Running paid ads on social media allows you to get eyes on your message, even for people who aren’t actively searching.
One of the biggest appeals of paid social (and one that paid search is taking on board) is the option to focus on people by their interests and general demographics.
Building a social media following is often a time consuming process, requiring multiple hours spent on the platforms each day, engaging with users and creating content.
So, using paid social advertising means you get your post out there in front of more eyes. And in theory plenty of likes, shares and other engagement.
Of course, it’s not as simple as that is it?
First of all, each social platform often appeals to a different demographic. They also each use a different style and format for posting. You definitely wouldn’t run the same ad on Facebook as you do on Linkedin, or on Snapchat.
The recipe for a successful social media post, paid or not, usually follows this recipe:
- Eye catching image or video
- Shareable or clickable headline or opening statement (often a question or an eye opening fact)
- Succinct message, highlighting the appeal or benefit of a product
Although the format, message and presentation may differ between social platforms, this is pretty much standard between all of them.
The problems with paid social
The aim of the game, on all of the social platforms, is to gain new followers and get plenty of likes or whatever engagement you’re looking for.
Selling your product is obviously the end goal, but it’s not normally the point of your social posts.
Because people aren’t usually searching for a solution on social media, the goal is usually to create a desire for your product or service that can eventually be used to convert.
Paid social is great for retargeting people who have shown an interest in products like yours before. And, in fact, if you use paid social with paid search, you can create quite effective retargeting campaigns.
But direct selling? Hmmm. Not so much.
That’s not to say you can’t create sales focused ads on social media, of course you can.
Another issue with social media, in general, is that you need to be creating fresh and attractive content almost constantly. With paid social, you usually highlight your best performing social posts, or recycle a few of the best.
Your images need to be slick. Your content needs to be tight and you need to be nailing your audience targeting…
But, done right, social media marketing is an incredibly powerful tool.
By the way, if you enjoy this article or any of our content, make sure to follow us over on Facebook, Linkedin and Twitter.
Using paid social vs paid search
In an ideal world, the two go hand in hand. But, not all businesses have a bottomless marketing budget, so you may prefer to choose either paid search or paid social.
Choose paid search if you’re looking to target active buyers. This can include people who have found you through social media before (paid or not).
Use social media marketing to improve your brand awareness among a specific demographic. You can also use paid social to retarget to previous customers, or customers who have visited your site before but didn’t convert.
If you’re running with a bootstrapped or streamlined marketing budget, you can play with switching between the two. Perhaps one or the other every few weeks until you understand what works the best.

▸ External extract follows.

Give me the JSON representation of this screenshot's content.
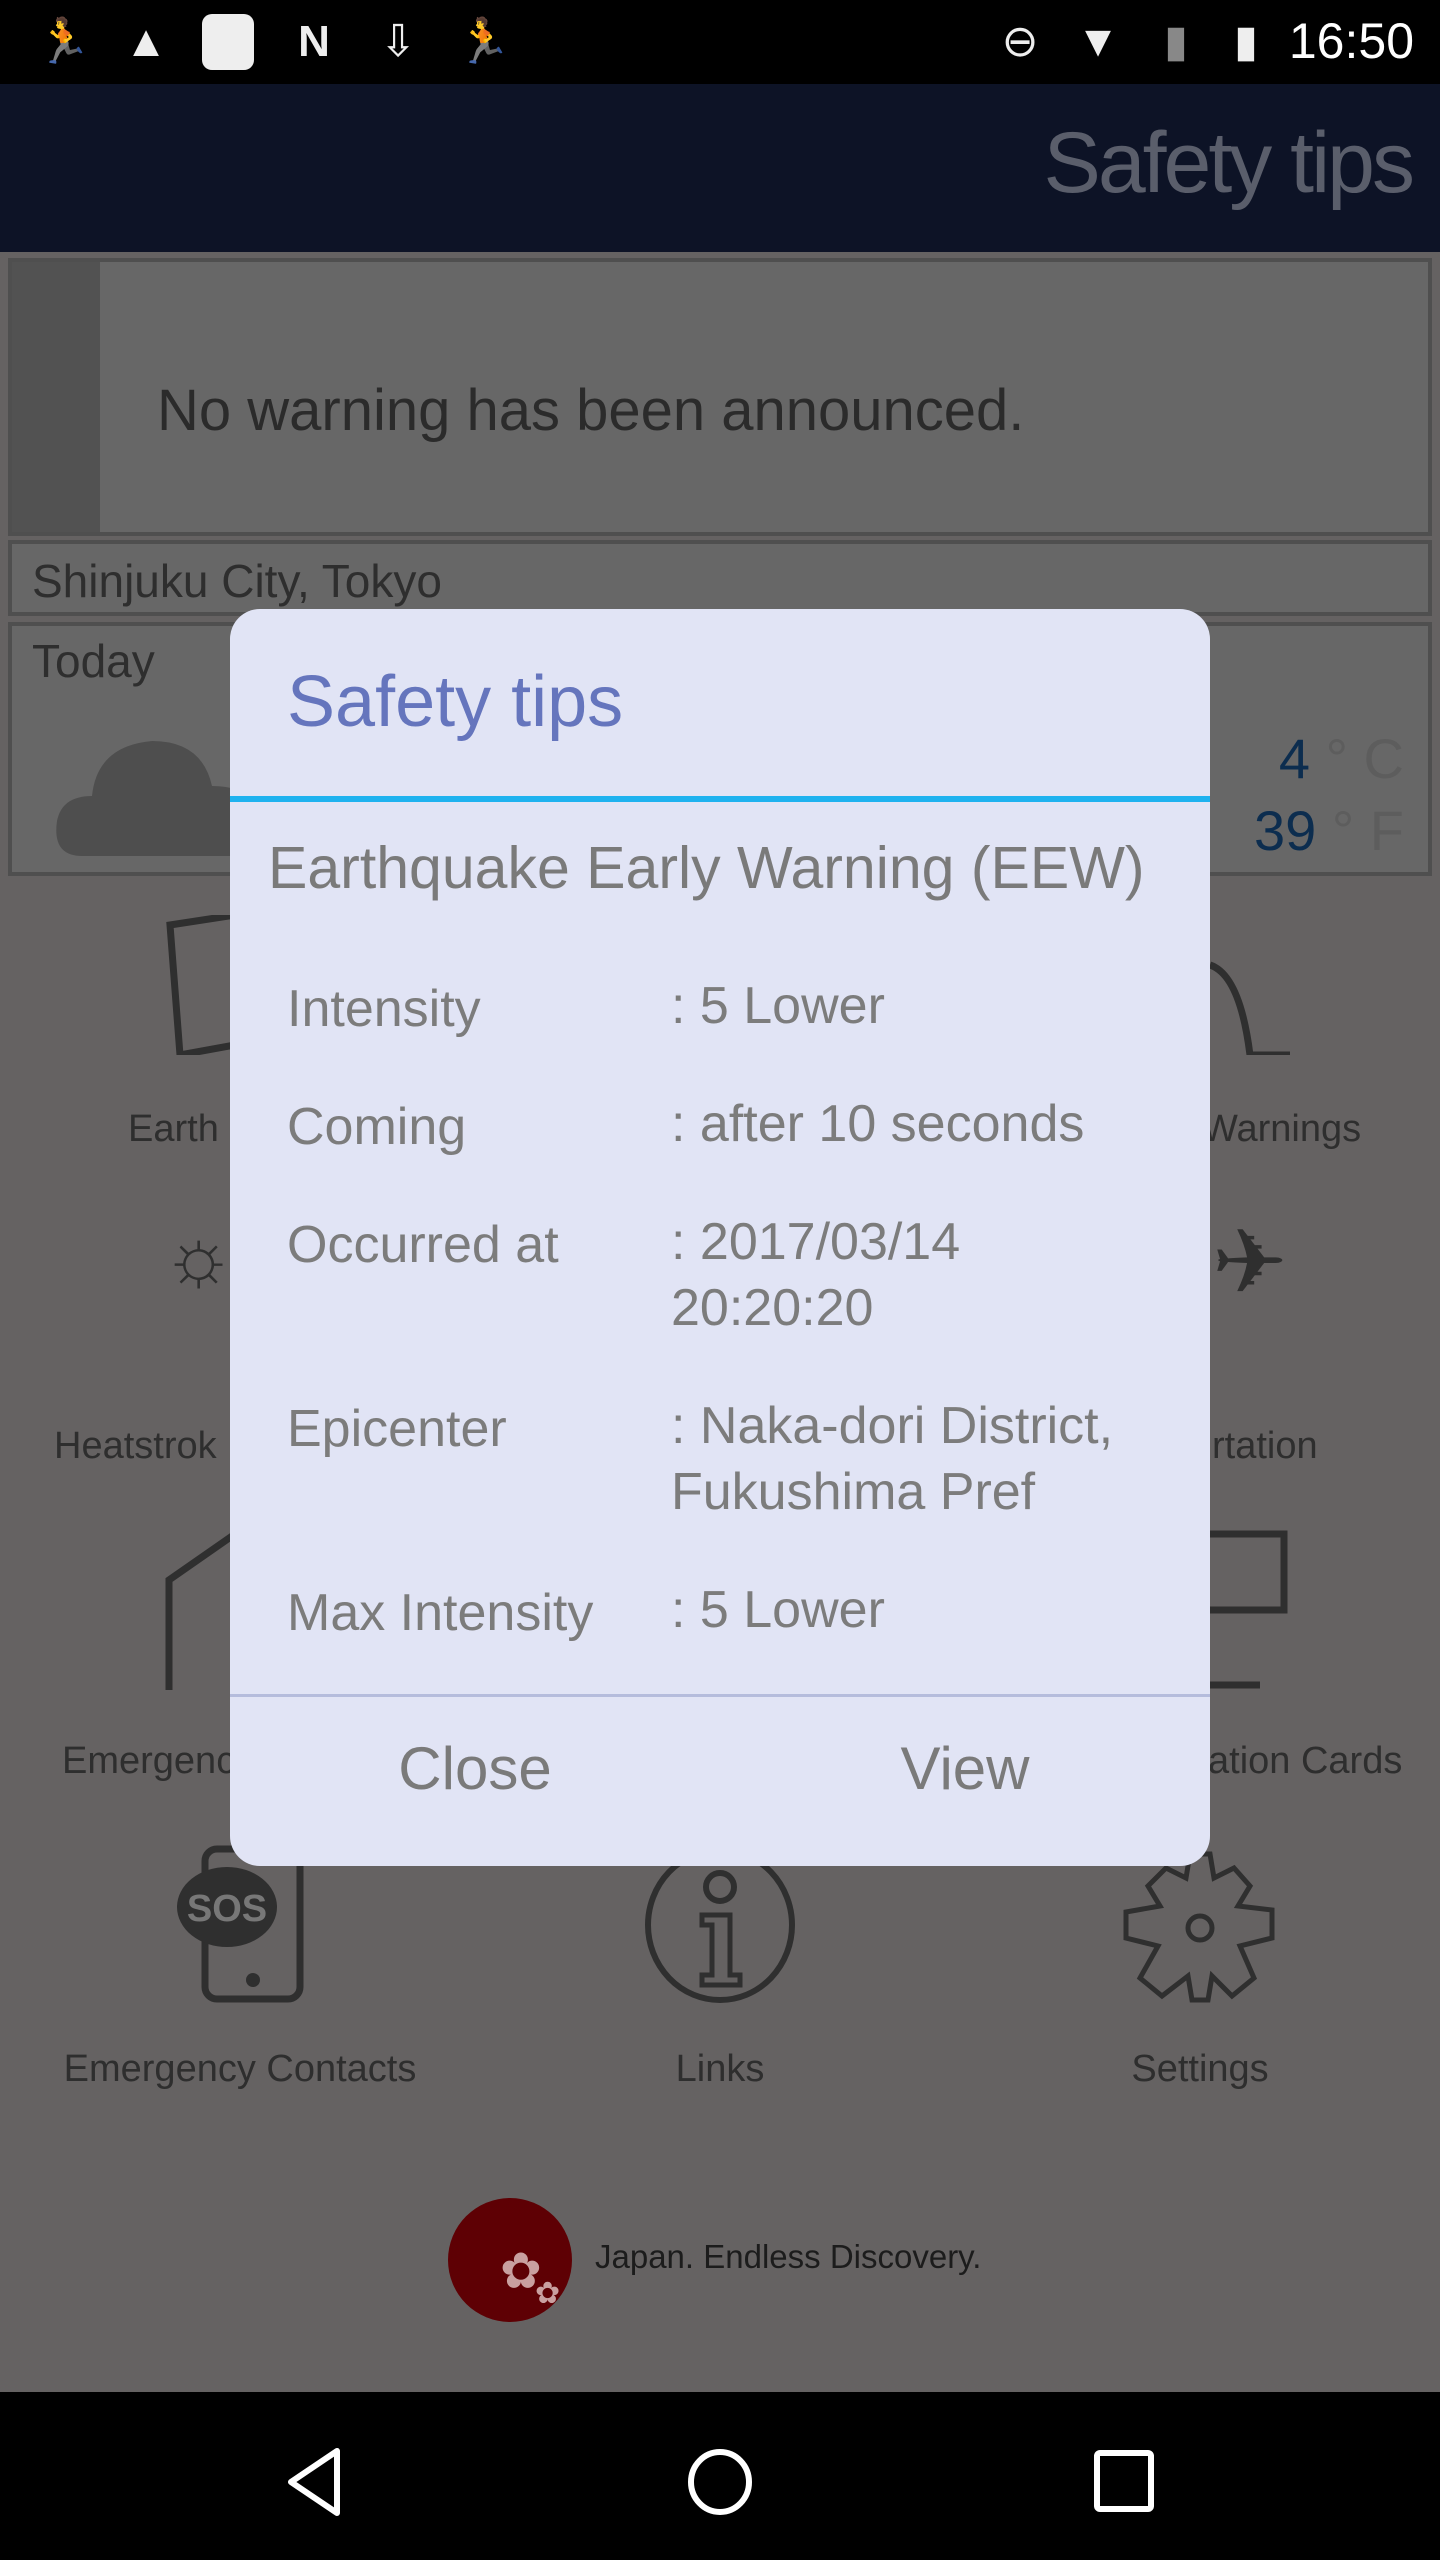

Search and social click fraud
The risk of click fraud on both search and social media marketing is a real threat. As we saw in our recent report into click fraud in 2020, the practice has been on the up even during the coronavirus pandemic.
This has included additional malware threats throughout the year, targeting everything from mobile ads to search engine results.
In fact, click fraud affects at least 90% of pay per click ads and can sap anything from 10% to a whopping 60% of your ad spend (depending on things like industry and location). And social media isn’t immune to this damaging impact either.
Read all about Facebook ad fraud in our guide.
Whatever your marketing spend, make sure you’re not leaking a sizable percentage to fraud.
ClickCease offers the industry leading click fraud prevention solution, built for small to medium businesses and marketing agencies. If you’re running paid search or paid social, run a free audit on your campaigns with our free trial.